It’s that fact – the fact that we’re fully expecting Leia’s death at this point – that really makes this sequence work on an emotional level. The way we see her face start to crystallise in the vacuum of space, and the way the familiar notes of Leia’s theme quietly kick in, and then the sudden surprise of seeing her awaken and then rescue herself – it is genuinely and viscerally a powerful moment.
In truth, some of this might be because all of this came to us in the wake of Carrie’s real-world passing – and that no doubt colours some of my response somewhat. But, even if that hadn’t happened, I might’ve liked this sequence.
Now the problem is that the execution of it is very awkward and that the logic of the sequence doesn’t hold up very well. When she flies back to the ship, it does look unintentionally comical. But I argue that at its core, at its heart, and the IDEA of it, it works very well. It would probably work better in the novelisation or in a comic-book than it does on the screen.
So I totally understand why it’s there. And, on the balance, I’m glad that we got to see Leia use the Force at least one time.
In fact, as Star Wars fans, we are actually accustomed to really powerful or important moments being somewhat undermined by clunky or uneven execution.
There are people even now who, for example, dislike the Yoda fight scene (against Dooku) from Attack of the Clones. At the time, that scene was a big moment – a big, dramatic reveal meant to do fan-service. We had never seen Yoda fight before. We didn’t know if he owned a lightsaber or even if he was the kind of Jedi who would physically fight anyone.

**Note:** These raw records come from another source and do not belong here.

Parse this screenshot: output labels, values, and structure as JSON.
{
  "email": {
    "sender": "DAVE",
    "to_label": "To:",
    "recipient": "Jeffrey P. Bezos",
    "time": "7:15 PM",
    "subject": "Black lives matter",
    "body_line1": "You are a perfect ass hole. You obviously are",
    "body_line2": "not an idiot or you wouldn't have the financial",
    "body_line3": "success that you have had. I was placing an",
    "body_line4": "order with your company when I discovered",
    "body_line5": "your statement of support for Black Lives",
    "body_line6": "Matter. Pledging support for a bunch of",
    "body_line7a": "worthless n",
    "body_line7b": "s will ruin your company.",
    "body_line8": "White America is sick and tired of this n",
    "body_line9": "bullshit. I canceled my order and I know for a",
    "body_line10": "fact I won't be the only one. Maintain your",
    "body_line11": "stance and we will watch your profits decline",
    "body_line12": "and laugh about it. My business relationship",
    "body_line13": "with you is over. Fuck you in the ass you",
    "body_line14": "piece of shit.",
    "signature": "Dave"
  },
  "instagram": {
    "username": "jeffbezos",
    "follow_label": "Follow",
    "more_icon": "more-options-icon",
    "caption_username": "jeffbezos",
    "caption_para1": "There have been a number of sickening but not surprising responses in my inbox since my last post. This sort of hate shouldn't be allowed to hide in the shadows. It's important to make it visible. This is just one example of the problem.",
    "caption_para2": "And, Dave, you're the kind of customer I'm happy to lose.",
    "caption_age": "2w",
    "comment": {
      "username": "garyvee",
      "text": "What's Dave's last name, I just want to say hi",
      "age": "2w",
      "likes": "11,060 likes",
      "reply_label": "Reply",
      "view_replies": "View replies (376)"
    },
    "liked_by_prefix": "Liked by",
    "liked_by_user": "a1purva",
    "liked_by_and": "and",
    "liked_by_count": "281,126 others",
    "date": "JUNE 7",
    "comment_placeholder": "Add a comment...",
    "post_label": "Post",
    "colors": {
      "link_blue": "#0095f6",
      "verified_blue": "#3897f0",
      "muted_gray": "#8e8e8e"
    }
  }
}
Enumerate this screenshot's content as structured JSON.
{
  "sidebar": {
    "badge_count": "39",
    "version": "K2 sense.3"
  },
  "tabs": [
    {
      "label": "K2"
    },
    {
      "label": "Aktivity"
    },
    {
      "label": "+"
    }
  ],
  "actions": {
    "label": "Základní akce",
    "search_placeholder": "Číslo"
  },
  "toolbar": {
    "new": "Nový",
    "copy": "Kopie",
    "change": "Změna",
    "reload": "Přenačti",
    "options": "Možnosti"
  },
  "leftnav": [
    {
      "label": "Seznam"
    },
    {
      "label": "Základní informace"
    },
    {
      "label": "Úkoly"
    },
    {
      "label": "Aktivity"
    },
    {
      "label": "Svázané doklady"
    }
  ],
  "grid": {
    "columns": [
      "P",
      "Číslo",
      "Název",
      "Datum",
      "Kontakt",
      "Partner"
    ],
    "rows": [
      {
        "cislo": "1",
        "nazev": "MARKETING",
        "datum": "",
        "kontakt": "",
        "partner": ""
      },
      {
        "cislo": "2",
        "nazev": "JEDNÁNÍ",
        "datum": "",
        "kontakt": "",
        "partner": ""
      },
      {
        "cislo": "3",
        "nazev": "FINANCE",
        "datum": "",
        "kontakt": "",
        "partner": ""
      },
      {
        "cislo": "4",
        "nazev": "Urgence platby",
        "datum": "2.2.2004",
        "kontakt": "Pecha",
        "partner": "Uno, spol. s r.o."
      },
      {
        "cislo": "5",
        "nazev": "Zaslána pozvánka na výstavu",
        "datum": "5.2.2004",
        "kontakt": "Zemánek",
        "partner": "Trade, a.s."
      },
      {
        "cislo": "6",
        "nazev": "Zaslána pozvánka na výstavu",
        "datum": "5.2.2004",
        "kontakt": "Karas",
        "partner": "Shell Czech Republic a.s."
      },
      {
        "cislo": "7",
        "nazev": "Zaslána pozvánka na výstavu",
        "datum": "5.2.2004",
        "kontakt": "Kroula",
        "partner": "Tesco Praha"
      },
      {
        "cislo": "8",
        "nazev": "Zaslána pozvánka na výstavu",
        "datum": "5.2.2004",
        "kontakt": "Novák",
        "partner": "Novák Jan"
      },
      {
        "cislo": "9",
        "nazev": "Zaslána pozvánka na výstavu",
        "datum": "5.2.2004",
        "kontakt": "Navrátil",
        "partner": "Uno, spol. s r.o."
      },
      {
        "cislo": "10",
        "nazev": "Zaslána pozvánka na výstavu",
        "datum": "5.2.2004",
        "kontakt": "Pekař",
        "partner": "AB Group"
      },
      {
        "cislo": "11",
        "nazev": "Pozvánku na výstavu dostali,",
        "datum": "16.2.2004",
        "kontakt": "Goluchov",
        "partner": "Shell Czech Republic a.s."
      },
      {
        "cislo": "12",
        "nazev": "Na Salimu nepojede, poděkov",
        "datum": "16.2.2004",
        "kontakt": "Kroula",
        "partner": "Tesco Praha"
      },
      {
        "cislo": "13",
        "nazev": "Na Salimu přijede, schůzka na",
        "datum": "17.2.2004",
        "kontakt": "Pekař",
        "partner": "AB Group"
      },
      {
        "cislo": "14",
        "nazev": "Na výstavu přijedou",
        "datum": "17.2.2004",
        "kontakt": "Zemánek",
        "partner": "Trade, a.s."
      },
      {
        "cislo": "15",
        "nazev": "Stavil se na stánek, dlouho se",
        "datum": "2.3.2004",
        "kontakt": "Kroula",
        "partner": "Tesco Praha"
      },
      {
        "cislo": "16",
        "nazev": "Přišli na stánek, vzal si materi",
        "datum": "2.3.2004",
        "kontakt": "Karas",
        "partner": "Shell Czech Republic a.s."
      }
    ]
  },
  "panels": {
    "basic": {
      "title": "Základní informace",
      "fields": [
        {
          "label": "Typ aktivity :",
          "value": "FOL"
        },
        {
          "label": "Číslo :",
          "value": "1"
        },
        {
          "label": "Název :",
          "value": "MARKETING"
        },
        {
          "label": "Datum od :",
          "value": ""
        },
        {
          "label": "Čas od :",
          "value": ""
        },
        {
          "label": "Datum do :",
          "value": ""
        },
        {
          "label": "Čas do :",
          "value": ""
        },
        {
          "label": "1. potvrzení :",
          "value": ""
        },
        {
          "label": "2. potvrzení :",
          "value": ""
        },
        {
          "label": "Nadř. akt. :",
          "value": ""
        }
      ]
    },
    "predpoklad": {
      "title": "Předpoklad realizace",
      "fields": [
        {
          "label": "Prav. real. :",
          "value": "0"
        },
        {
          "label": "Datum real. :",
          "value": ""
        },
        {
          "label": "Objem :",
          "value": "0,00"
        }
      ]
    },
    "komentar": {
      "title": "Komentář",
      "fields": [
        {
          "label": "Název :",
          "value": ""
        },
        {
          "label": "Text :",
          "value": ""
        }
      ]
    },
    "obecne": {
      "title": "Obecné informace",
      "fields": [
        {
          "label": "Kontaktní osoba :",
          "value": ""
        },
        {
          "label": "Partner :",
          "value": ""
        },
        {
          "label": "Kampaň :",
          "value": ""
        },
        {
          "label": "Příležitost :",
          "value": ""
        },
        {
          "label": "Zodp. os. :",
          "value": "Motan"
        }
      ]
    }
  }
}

The Yoda scene in AOTC is in fact the perfect way to look at the Leia ‘Mary Poppins’ scene, because they’re doing the same thing in film terms. Just as we had wondered whether Yoda was a fighter, we have always wondered if Leia had Force abilities. And just as we never saw Yoda fight until that moment, we had never seen a display of Force powers from Leia until this moment.

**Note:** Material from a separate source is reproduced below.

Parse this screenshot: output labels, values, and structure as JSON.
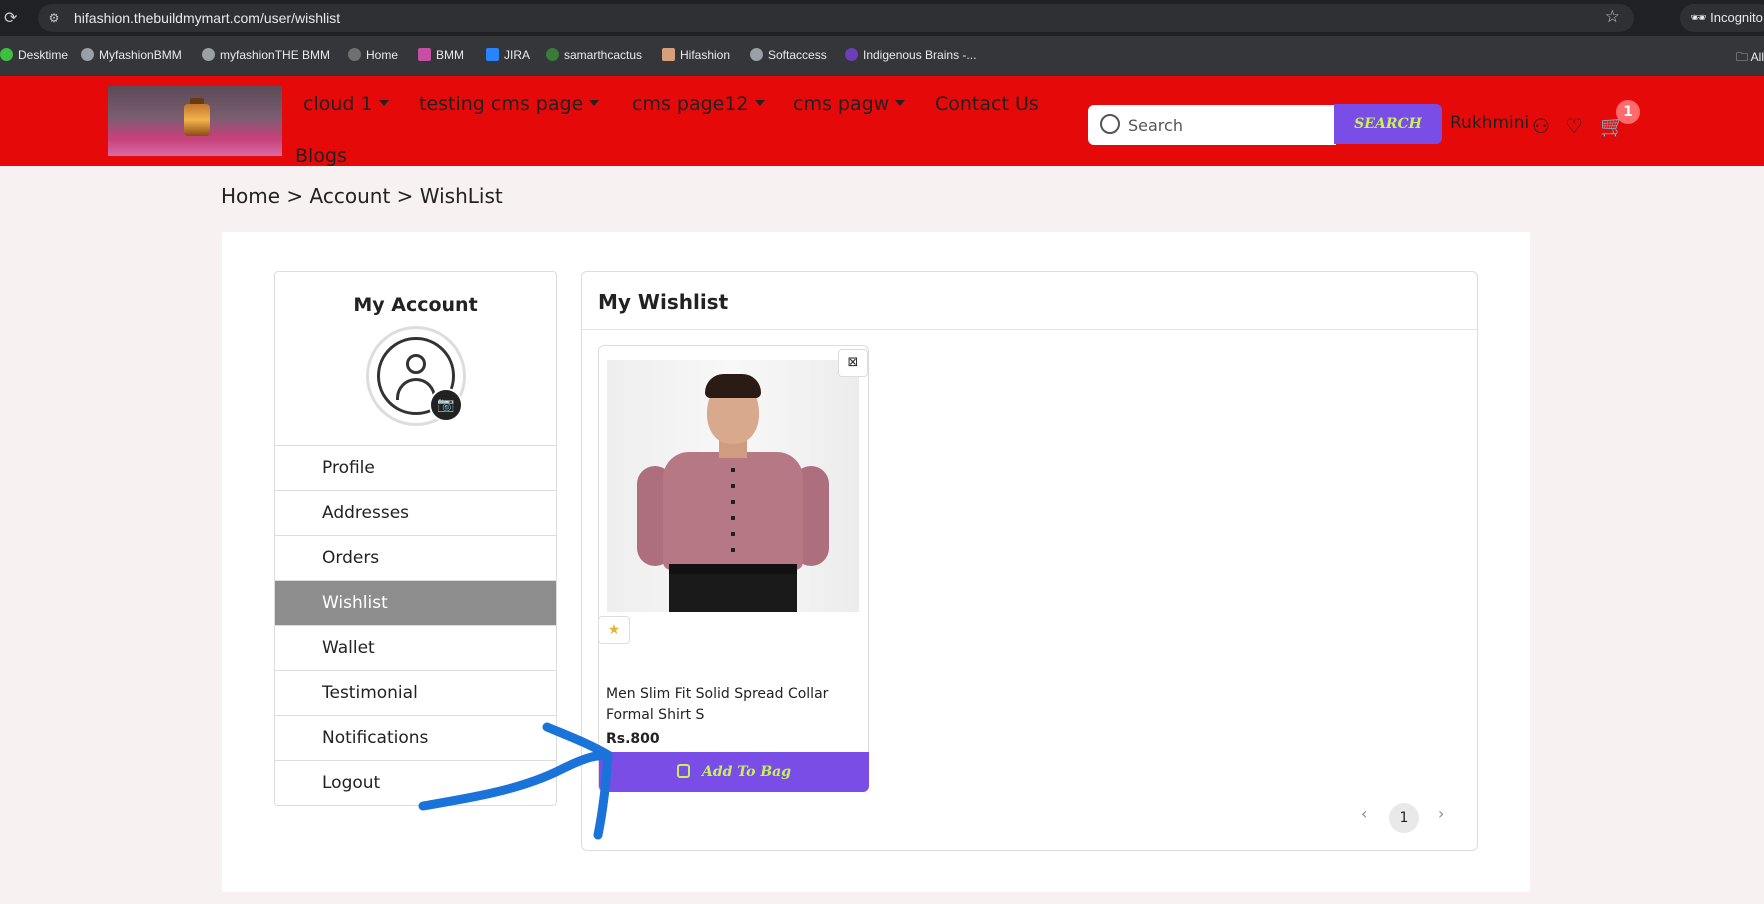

And just as a lot of fans dislike that Yoda sequence, a lot of fans intensely dislike this Leia sequence.
For balance, a lot of fans actually do like the Yoda/Dooku fight – just as a lot of people like the Mary Poppins scene in The Last Jedi. I always liked it: but in both cases, you had a very awkward, difficult moment to try to get right and the filmmakers had to decide whether to risk the awkwardness for the sake of the potential power of the moment.
George Lucas even said at the time that he had been nervous about the Yoda/Dooku fight looking silly – but he knew it had to be there. Likewise, I’m sure Rian Johnson had similar concerns about the Leia ‘Mary Poppins’ scene.
But another good example is to think back to the birth of Darth Vader at the end of Revenge of the Sith. That whole scene was epically, beautifully sequence and rendered, beautifully juxtaposed with the death of Padme and the birth of Luke and Leia – and then Lucas almost destroyed the whole thing by having that badly executed “Noooooooo!” moment.
For some people, that killed the entire scene (heck, for some people that killed the entire film). For me, it didn’t – I loved the rest of it so much that I was just about able to forgive that really bad element.
Something similar has to said about the Mary Poppins scene in The Last Jedi. I think the execution of it is off and it undermines itself: but I get and I like the underlying idea and the reason it’s there, and I think it is a powerful moment.
And, coming back to the main point, The Last Jedi is arguably a very good swan song for Leia. In fact, I think that, as the years go on, we might look back and regard Leia’s swan song as the redeeming feature in this film.
I wouldn’t argue, of course, that The Last Jedi is a better ending for Leia than Return of the Jedi already was (and the same is even more true for Luke). But, given what Rian Johnson had to work with, I think it’s about as good as we could’ve got.
The one thing I keep thinking, when I try to untangle the confused, conflicted mess of The Last Jedi as an overall film, is that it is actually a very good Princess Leia movie.
And that certainly counts for something.